...what really makes The Girl on the Train such a gripping novel is Hawkins' remarkable understanding of the limits of human knowledge, and the degree to which memory and imagination can become confused.
“The Rosie Project,” Simsion’s debut and a best seller in his native Australia, reminds us that people who are neurologically atypical have many of the same concerns as the rest of us: companionship, ethics, alcohol.
Impressive world-building, breathtaking action and clear philosophical concerns make this volume, the beginning of a planned trilogy, as good as The Giver and more exciting.
In this moment and a thousand others like it, Johnson...juxtaposes the vicious atrocities of the regime with the tenderness of beauty, love, and hope.
This book will haunt you. It will make you hurt and it will make you smile, and you’ll be thinking about these characters long after their story has finished.
...I thought this book provided some amazing insight on how good habits or bad habits can be created, refined, and extended.
Lighter than Looking for Alaska (2005), deeper than An Abundance of Katherines (2006) and reminiscent of Gregory Galloway’s As Simple as Snow (2005)—a winning combination.
It is brilliant, so vivid and exciting that the reader can almost hear the music composed for the opera. It is a tour de force and the most moving part of “Fates and Furies.” We care about Go, who “has become the spirit of humanity.”
The shadows of a beginning for black-white understanding, the persistent fight that Scout carries on against school, Jem's emergence into adulthood, Calpurnia's quiet power, and all the incidents touching on the children's "growing outward" have an attractive starchiness that keeps this southern picture pert and provocative.
...a narrative that is sometimes sentimental, sometimes funny, sometimes true to life and always entertaining. A likable literary love story about selling books and finding love.
The book works as a superficial read, and as something more ponderous.
When Frances and Lily confront their radically altered existence, the narrative culminates in a breathtaking denouement. British writer Waters (The Little Stranger) deserves a large audience.
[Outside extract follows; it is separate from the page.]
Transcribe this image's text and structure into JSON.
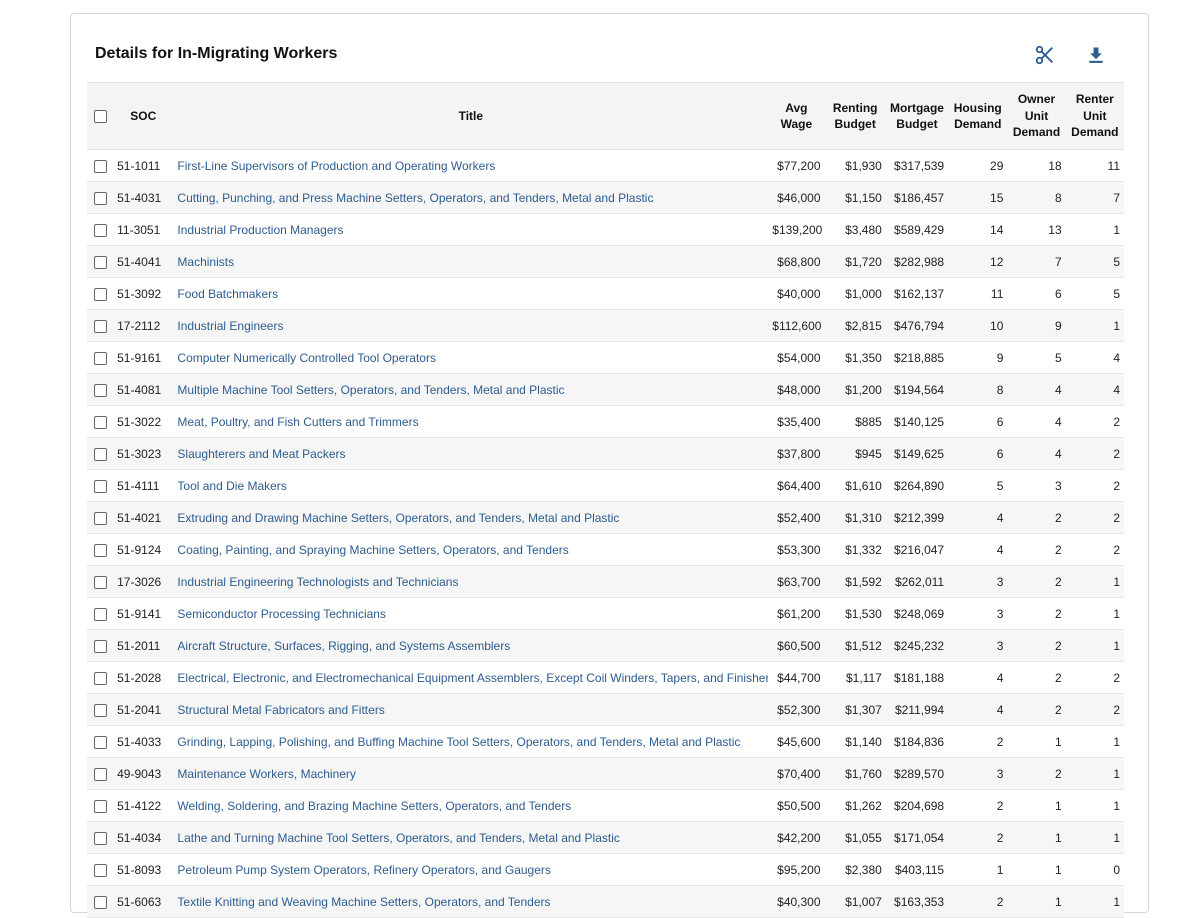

I thought this book had a very original plot and I was intrigued at the way the society was structured. The characters were completely believable in their battles to face their fears and as soon as I had finished the book I couldn’t wait to pick up book 2...
I LOVED it, could re read it over and over. In fact, I already did!
The Guernsey Literary and Potato Peel Society is a gem of a novel, one to treasure right along 84, Charing Cross Road.
Claire's resourcefulness and intelligent sensitivity make the love-conquers-all, happily-ever-after ending seem a just reward.
This is the strength of Chbosky’s writing. He crafts Charlie’s voice in a way that defies context. Charlie is inside every lonely teenager and every adult remembers him fondly. The Perks of Being a Wallflower is a gift...
With a showman's expert timing, she saves a terrific revelation for the final pages, transforming a glimpse of Americana into an enchanting escapist fairy tale.
Mr. Irving is unfailingly respectful and broad-minded in exploring these subjects...
The way it was written was very immature and basic.